▶ [Instructions to follow]:
Reproduce each line below with no alterations.

▶ [Data listing]:
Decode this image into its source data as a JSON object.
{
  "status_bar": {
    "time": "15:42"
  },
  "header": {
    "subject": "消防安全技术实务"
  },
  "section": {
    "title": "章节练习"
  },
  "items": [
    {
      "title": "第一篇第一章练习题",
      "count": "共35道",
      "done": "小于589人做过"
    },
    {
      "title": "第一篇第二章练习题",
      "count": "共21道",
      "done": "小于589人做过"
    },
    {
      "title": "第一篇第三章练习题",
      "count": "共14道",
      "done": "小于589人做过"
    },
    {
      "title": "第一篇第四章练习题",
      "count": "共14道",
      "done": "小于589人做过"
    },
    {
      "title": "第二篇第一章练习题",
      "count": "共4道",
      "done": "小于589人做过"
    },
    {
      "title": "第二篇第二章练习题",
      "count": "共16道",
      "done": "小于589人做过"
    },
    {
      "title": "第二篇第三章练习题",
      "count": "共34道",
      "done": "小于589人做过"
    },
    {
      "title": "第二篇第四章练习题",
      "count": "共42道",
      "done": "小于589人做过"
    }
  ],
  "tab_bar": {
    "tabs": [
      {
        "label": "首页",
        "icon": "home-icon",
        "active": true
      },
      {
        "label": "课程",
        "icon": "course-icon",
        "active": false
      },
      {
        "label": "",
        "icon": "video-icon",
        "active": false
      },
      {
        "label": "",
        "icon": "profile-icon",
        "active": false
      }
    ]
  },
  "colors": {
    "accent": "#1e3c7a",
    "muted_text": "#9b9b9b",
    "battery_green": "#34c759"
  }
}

▶ [Result for this exercise]:
Decode this image into its source data as a JSON object.
{
  "status_bar": {
    "time": "15:42"
  },
  "header": {
    "subject": "消防安全技术实务"
  },
  "section": {
    "title": "章节练习"
  },
  "items": [
    {
      "title": "第一篇第一章练习题",
      "count": "共35道",
      "done": "小于589人做过"
    },
    {
      "title": "第一篇第二章练习题",
      "count": "共21道",
      "done": "小于589人做过"
    },
    {
      "title": "第一篇第三章练习题",
      "count": "共14道",
      "done": "小于589人做过"
    },
    {
      "title": "第一篇第四章练习题",
      "count": "共14道",
      "done": "小于589人做过"
    },
    {
      "title": "第二篇第一章练习题",
      "count": "共4道",
      "done": "小于589人做过"
    },
    {
      "title": "第二篇第二章练习题",
      "count": "共16道",
      "done": "小于589人做过"
    },
    {
      "title": "第二篇第三章练习题",
      "count": "共34道",
      "done": "小于589人做过"
    },
    {
      "title": "第二篇第四章练习题",
      "count": "共42道",
      "done": "小于589人做过"
    }
  ],
  "tab_bar": {
    "tabs": [
      {
        "label": "首页",
        "icon": "home-icon",
        "active": true
      },
      {
        "label": "课程",
        "icon": "course-icon",
        "active": false
      },
      {
        "label": "",
        "icon": "video-icon",
        "active": false
      },
      {
        "label": "",
        "icon": "profile-icon",
        "active": false
      }
    ]
  },
  "colors": {
    "accent": "#1e3c7a",
    "muted_text": "#9b9b9b",
    "battery_green": "#34c759"
  }
}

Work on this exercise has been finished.